cross posted from mamita mala
Sunday, September 7, 2008
It was after Abner Louima. I was 20 years old, single and very pregnant. After spending the entire summer supervising a city wide voter registration drive that employed members of street organizations (aka gangs) and running security at various anti-police brutaity rallies, one of the most gratuitous incidents of police violence occurred and I was forbidden by my mentor from marching across the brooklyn bridge. I was due to give birth to Alejendro Lautaro, half Rican, half Mapuche baby that moved heavy in my belly. Richie did not want me giving birth on the brooklyn bridge during a protest against the police that could turn ugly. I thought the whole notion romantic. What better place to give birth to the child of two warriors. but my mother and Richie planned and instead I was limited that Staurday to walking around the block in my hood. The hood where I was percieved as the “different” kind of Rican because I could speak so well and didn’t play my music so loud. And now I was, in the eyes of many , a stereotype.

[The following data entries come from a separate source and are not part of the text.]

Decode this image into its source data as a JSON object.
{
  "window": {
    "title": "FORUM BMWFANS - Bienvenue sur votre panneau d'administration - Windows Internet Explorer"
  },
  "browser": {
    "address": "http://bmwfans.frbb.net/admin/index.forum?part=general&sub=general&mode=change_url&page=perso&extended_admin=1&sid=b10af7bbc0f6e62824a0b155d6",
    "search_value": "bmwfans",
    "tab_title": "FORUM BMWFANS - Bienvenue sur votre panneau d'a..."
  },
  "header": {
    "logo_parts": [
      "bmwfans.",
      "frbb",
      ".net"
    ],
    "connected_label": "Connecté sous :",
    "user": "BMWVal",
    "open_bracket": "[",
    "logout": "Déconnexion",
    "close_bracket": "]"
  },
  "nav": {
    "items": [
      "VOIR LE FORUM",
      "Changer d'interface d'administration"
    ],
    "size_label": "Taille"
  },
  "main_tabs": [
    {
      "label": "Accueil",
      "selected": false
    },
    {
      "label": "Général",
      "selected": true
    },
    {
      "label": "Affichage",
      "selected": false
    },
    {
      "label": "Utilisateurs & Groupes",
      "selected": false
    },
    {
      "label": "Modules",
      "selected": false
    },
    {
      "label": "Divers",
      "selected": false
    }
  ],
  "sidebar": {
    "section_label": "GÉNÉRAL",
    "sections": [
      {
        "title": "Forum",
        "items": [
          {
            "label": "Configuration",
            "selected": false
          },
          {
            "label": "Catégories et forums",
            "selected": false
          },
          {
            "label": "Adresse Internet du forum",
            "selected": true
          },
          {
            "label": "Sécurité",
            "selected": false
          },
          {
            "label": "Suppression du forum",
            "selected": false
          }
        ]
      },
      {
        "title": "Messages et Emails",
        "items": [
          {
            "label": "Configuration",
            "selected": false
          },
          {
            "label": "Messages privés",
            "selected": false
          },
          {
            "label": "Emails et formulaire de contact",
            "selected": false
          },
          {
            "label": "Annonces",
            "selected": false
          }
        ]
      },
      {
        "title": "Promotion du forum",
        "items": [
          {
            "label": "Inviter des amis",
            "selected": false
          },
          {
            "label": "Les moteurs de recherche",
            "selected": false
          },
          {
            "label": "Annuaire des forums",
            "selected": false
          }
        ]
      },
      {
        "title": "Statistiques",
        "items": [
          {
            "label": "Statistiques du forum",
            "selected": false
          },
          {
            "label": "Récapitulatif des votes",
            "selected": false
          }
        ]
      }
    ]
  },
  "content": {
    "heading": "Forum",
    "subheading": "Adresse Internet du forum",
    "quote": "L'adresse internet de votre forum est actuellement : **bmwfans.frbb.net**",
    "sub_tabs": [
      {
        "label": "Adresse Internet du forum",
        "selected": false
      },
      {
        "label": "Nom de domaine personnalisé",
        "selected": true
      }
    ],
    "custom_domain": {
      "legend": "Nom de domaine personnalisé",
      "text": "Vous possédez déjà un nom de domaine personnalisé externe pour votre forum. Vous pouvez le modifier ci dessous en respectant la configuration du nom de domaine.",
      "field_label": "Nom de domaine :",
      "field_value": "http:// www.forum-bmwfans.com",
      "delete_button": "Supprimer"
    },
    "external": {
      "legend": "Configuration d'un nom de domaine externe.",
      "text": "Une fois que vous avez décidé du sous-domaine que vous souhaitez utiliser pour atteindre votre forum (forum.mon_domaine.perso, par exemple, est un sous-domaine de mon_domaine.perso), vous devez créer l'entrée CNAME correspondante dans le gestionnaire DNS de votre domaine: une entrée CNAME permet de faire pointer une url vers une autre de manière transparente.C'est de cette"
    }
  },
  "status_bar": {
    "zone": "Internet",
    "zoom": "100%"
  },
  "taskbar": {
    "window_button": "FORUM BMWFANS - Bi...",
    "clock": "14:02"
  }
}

When the marches were over and everyone was safe in their homes, my contractions began. I was calm. I may have stood outside an abortion clinic months earlier, but this moment felt like the most natural thing in the world. I asked my mother to call the cab. Asked my sister to grab my bag and soon I was on my way to Long Island Jewish Hospital.
Once inside the hospital, everything happened so fast. I was wheeled in for a sonogram, where I hoped finally to see if my Alejandro Lautaro was really a boy (I never really knew as the baby was a modest one). Instead clearly the baby raised a middle finger to me as I intruded into it’s space. My mother and sister can confirm this.
I hadn’t taken lamaze or bithing classes. Who had time for that when I was working and organizing? So I faithfully took the epidural when it was offered. My crooked spine was bearing the weight of this birthing process. I slept while my mother watched tv and before I knew it I was pushing out the most perfect brown baby from inside of me, into a world that welcomed her and rejected her, into a world I would teach her about but will never be able to fully protect her from.
Yes she, Alejandro Lautaro was born a girl to remind me that mujeres are warriors to and thanks to a collaboration between my sister and I, she was named for two cities in two separate countries that carry her bloodline.
That was 11 years ago to the day.
Since then I have been transformed by mami’hood. Something about carrying and bringing life and caring for life radicalized me. She was barely a month old when she attended her first rally and got into a physical confrontation. Her first word may have been mami, but her first sentence was no justice, no peace. She perfected her raised fist by age three. Learned chants for Vieques before her abc’s. She was fed as my comrades and I disected texts on race, power and resistance. She colored as we planned protests and waited for me when I took my first arrest. She hates writing , but can spot injustice in half a second. She’s quiet but it’s because she’s thinking and plotting. She was raised by a single mother and by a community of women in the family who made sure she never lacked what she needed but also that she was never overwhelmed with a false sense of abundance or privilege.
I am proud to watch her grow into her own mujer, with me as a guide , with victories and failures as examples.
Te abre el camino mi’jita mia, ahora tu tienes que caminarlo.